**Work request:** A full, exact copy of the records below is the required answer.

**Listed entries:**

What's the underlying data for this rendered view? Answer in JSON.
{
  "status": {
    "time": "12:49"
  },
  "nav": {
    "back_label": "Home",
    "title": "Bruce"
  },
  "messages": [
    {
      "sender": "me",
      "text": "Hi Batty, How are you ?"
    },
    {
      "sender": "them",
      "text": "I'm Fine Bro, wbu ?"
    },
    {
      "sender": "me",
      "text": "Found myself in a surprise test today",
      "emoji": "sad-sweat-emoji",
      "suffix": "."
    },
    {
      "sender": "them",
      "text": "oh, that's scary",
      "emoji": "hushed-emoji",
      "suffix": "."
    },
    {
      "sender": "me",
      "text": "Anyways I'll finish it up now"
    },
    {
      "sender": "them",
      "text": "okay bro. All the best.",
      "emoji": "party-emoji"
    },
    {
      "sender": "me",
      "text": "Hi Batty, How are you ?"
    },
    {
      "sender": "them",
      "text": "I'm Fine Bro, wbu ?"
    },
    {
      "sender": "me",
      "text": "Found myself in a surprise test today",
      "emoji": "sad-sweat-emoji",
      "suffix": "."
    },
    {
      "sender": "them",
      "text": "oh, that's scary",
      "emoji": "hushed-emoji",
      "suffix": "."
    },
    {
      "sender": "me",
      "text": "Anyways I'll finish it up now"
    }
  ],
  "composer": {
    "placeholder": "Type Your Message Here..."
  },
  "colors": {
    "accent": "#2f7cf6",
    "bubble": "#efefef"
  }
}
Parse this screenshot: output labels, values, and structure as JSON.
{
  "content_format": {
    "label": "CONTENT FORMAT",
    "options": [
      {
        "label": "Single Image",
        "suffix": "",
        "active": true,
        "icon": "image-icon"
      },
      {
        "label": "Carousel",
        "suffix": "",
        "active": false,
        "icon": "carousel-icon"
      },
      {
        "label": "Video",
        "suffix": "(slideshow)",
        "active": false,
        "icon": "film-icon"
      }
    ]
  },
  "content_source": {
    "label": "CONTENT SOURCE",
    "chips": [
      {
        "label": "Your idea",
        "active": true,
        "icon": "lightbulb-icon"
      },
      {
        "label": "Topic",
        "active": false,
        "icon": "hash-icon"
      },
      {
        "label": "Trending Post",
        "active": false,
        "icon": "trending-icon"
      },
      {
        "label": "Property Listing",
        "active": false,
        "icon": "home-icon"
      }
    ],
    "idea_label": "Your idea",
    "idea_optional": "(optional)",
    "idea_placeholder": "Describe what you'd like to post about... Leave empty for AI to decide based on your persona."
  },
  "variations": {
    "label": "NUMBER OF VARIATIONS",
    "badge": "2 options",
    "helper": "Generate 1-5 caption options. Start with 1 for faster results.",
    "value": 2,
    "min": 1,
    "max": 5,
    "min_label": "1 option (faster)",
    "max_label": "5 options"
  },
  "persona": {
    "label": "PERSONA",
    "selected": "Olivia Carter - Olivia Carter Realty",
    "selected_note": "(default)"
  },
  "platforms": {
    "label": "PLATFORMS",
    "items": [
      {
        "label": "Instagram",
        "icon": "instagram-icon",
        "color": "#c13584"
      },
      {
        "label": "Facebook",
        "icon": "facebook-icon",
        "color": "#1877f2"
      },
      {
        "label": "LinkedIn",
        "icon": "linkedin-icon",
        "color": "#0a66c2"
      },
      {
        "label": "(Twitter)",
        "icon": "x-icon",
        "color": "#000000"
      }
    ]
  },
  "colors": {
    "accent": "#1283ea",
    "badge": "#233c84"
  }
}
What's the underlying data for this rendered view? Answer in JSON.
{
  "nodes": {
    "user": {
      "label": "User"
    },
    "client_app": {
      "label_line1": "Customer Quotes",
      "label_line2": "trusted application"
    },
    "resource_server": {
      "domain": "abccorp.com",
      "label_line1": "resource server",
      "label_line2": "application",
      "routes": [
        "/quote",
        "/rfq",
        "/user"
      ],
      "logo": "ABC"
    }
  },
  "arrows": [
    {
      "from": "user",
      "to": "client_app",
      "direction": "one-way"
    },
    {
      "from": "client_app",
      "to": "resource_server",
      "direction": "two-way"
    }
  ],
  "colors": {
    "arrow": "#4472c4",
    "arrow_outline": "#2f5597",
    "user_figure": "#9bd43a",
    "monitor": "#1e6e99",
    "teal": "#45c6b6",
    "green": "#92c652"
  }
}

**Solution for this problem:**
What's the underlying data for this rendered view? Answer in JSON.
{
  "status": {
    "time": "12:49"
  },
  "nav": {
    "back_label": "Home",
    "title": "Bruce"
  },
  "messages": [
    {
      "sender": "me",
      "text": "Hi Batty, How are you ?"
    },
    {
      "sender": "them",
      "text": "I'm Fine Bro, wbu ?"
    },
    {
      "sender": "me",
      "text": "Found myself in a surprise test today",
      "emoji": "sad-sweat-emoji",
      "suffix": "."
    },
    {
      "sender": "them",
      "text": "oh, that's scary",
      "emoji": "hushed-emoji",
      "suffix": "."
    },
    {
      "sender": "me",
      "text": "Anyways I'll finish it up now"
    },
    {
      "sender": "them",
      "text": "okay bro. All the best.",
      "emoji": "party-emoji"
    },
    {
      "sender": "me",
      "text": "Hi Batty, How are you ?"
    },
    {
      "sender": "them",
      "text": "I'm Fine Bro, wbu ?"
    },
    {
      "sender": "me",
      "text": "Found myself in a surprise test today",
      "emoji": "sad-sweat-emoji",
      "suffix": "."
    },
    {
      "sender": "them",
      "text": "oh, that's scary",
      "emoji": "hushed-emoji",
      "suffix": "."
    },
    {
      "sender": "me",
      "text": "Anyways I'll finish it up now"
    }
  ],
  "composer": {
    "placeholder": "Type Your Message Here..."
  },
  "colors": {
    "accent": "#2f7cf6",
    "bubble": "#efefef"
  }
}
Parse this screenshot: output labels, values, and structure as JSON.
{
  "content_format": {
    "label": "CONTENT FORMAT",
    "options": [
      {
        "label": "Single Image",
        "suffix": "",
        "active": true,
        "icon": "image-icon"
      },
      {
        "label": "Carousel",
        "suffix": "",
        "active": false,
        "icon": "carousel-icon"
      },
      {
        "label": "Video",
        "suffix": "(slideshow)",
        "active": false,
        "icon": "film-icon"
      }
    ]
  },
  "content_source": {
    "label": "CONTENT SOURCE",
    "chips": [
      {
        "label": "Your idea",
        "active": true,
        "icon": "lightbulb-icon"
      },
      {
        "label": "Topic",
        "active": false,
        "icon": "hash-icon"
      },
      {
        "label": "Trending Post",
        "active": false,
        "icon": "trending-icon"
      },
      {
        "label": "Property Listing",
        "active": false,
        "icon": "home-icon"
      }
    ],
    "idea_label": "Your idea",
    "idea_optional": "(optional)",
    "idea_placeholder": "Describe what you'd like to post about... Leave empty for AI to decide based on your persona."
  },
  "variations": {
    "label": "NUMBER OF VARIATIONS",
    "badge": "2 options",
    "helper": "Generate 1-5 caption options. Start with 1 for faster results.",
    "value": 2,
    "min": 1,
    "max": 5,
    "min_label": "1 option (faster)",
    "max_label": "5 options"
  },
  "persona": {
    "label": "PERSONA",
    "selected": "Olivia Carter - Olivia Carter Realty",
    "selected_note": "(default)"
  },
  "platforms": {
    "label": "PLATFORMS",
    "items": [
      {
        "label": "Instagram",
        "icon": "instagram-icon",
        "color": "#c13584"
      },
      {
        "label": "Facebook",
        "icon": "facebook-icon",
        "color": "#1877f2"
      },
      {
        "label": "LinkedIn",
        "icon": "linkedin-icon",
        "color": "#0a66c2"
      },
      {
        "label": "(Twitter)",
        "icon": "x-icon",
        "color": "#000000"
      }
    ]
  },
  "colors": {
    "accent": "#1283ea",
    "badge": "#233c84"
  }
}
What's the underlying data for this rendered view? Answer in JSON.
{
  "nodes": {
    "user": {
      "label": "User"
    },
    "client_app": {
      "label_line1": "Customer Quotes",
      "label_line2": "trusted application"
    },
    "resource_server": {
      "domain": "abccorp.com",
      "label_line1": "resource server",
      "label_line2": "application",
      "routes": [
        "/quote",
        "/rfq",
        "/user"
      ],
      "logo": "ABC"
    }
  },
  "arrows": [
    {
      "from": "user",
      "to": "client_app",
      "direction": "one-way"
    },
    {
      "from": "client_app",
      "to": "resource_server",
      "direction": "two-way"
    }
  ],
  "colors": {
    "arrow": "#4472c4",
    "arrow_outline": "#2f5597",
    "user_figure": "#9bd43a",
    "monitor": "#1e6e99",
    "teal": "#45c6b6",
    "green": "#92c652"
  }
}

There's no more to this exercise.